Tedrick’s latest “idea” is a big one.
Built out of steel, standing 20-feet tall and 30-feet wide, the massive sculpture resembles a gigantic mechanical boar. Tedrick has whimsically dubbed his creation Lord Snort.
The large metallic beastie – balanced on a giant shaft and designed to rotate 360 degrees – bears an aggressively lordly, solidly masculine demeanor. Whether viewed up-close or in photographs, the 20,000-pound metal monster is agreeably frightening. It’s ready-for-mischief posture makes the thing look as if it’s preparing to leap up into the air, all set to chase down speeding vehicles or snatch low-flying airplanes out of the sky.
If Lord Snort does any of those things, he will have plenty of witnesses. The sculpture is headed off to Nevada this week, where it will be featured among thousands of other displays at the annual Burning Man Festival, running Aug. 28 through Sept. 5. Tedrick and his portentous piggy – which was lifted by crane onto a flatbed truck last week – will be departing for the desert today, Aug. 23. An anticipated crowd of 66,000 artsy thrill-seekers is expected to drop in for the long Labor Day weekend.

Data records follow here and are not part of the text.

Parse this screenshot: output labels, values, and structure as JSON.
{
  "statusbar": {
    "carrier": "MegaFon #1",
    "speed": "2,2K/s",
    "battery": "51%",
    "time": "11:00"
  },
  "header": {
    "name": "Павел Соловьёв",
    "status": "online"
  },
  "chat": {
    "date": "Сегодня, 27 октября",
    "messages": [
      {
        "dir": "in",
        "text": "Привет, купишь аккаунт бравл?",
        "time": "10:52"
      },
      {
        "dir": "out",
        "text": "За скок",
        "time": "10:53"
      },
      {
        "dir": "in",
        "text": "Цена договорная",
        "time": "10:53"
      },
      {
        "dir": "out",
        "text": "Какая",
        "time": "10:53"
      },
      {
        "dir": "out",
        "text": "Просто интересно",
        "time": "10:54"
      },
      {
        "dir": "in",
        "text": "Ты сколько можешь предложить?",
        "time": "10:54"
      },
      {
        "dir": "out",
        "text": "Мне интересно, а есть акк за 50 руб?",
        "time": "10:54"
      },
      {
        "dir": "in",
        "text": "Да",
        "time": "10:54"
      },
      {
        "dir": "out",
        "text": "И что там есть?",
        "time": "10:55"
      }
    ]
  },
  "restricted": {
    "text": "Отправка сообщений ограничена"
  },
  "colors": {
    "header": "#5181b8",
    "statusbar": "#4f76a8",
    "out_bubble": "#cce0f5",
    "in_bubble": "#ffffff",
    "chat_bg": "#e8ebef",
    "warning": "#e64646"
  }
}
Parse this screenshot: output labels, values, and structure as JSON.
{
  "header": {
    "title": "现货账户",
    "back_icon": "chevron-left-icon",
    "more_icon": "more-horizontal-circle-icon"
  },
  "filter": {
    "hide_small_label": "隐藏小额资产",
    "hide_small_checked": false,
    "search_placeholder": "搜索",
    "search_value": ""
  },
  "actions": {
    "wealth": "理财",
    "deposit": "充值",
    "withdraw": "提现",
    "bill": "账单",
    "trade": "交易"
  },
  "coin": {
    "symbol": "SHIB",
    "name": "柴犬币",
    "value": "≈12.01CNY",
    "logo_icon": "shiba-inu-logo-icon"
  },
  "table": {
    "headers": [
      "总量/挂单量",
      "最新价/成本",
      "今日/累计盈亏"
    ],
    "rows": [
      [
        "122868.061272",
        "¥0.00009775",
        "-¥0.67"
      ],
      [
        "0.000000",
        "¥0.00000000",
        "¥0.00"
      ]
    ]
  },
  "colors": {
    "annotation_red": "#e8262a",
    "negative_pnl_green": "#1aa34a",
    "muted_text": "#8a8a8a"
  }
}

“At Burning Man, there’s so much creativity,” Tedrick says, while allowing that it does require a certain expanded sense of adventure to participate. “People get a little wild and crazy – and a lot of them do it naked. It’s a pretty wild place.”
Fortunately, Tedrick believes he’s readied Lord Snort for just about anything.
“I’ve had to learn the hard way,” he says. “Sculptures – even sculptures made of steel – can and will break if enough people climb on them. So now I over engineer everything, to make each one as sturdy as possible.”
Tedrick, a former ship’s rigger and welder, has been participating in the infamous alternative art festival on the Black Rock Desert playa for the last 11 years. His first Burning Man was in 2005, attending on what he now calls “a scouting mission.” Dazzled by the vibrancy and energy of the event, Tedrick was nevertheless unimpressed with most of the artwork.
“Some of it’s great,” he says. “A lot of it isn’t.”
For the following two Burning Man events, Tedrick built moderately ambitious pieces, all on his own dime, and shipped them to the festival, just to get his feet wet. Before the 2008 Burning Man, he applied for a grant with a plan to build an enormous pair of Icarus-like wings, mounted on a large, pivoting ring – which people could stand on or crouch in. Dubbed “Spread Eagle,” the proposed sculpture was immediately awarded a $10,000 grant and became a popular attraction at that year’s event.
“They were offering money for materials,” Tedrick explains. “They were eager to show work more that was kinetic and interactive.” At the time, he notes, with the economy in decline, there was not much work in California for sculptors specializing in monstrously large animals. “Burning Man,” he says, “was a chance to do anything I could imagine. It was a perfect fit.”
Every year since, Tedrick – usually “all on his own” – has dreamed up, engineered, and constructed another elaborate, visually stunning creation for Burning Man. Though grants continue to cover most of his material costs, he frequently sells the Burning Man creations after the festival, hoping to recoup some of his unpaid man-hours. That’s a good thing, when it happens, because the projects have been growing steadily more complex and time-consuming. The enormous butterfly sculpture he built in 2009 took 600 hours to build, and was subsequently purchased by the City of Reno. A massive, mysterious coyote built for the 2013 festival required 800 hours, and is now on display at Wilson Winery in Healdsburg.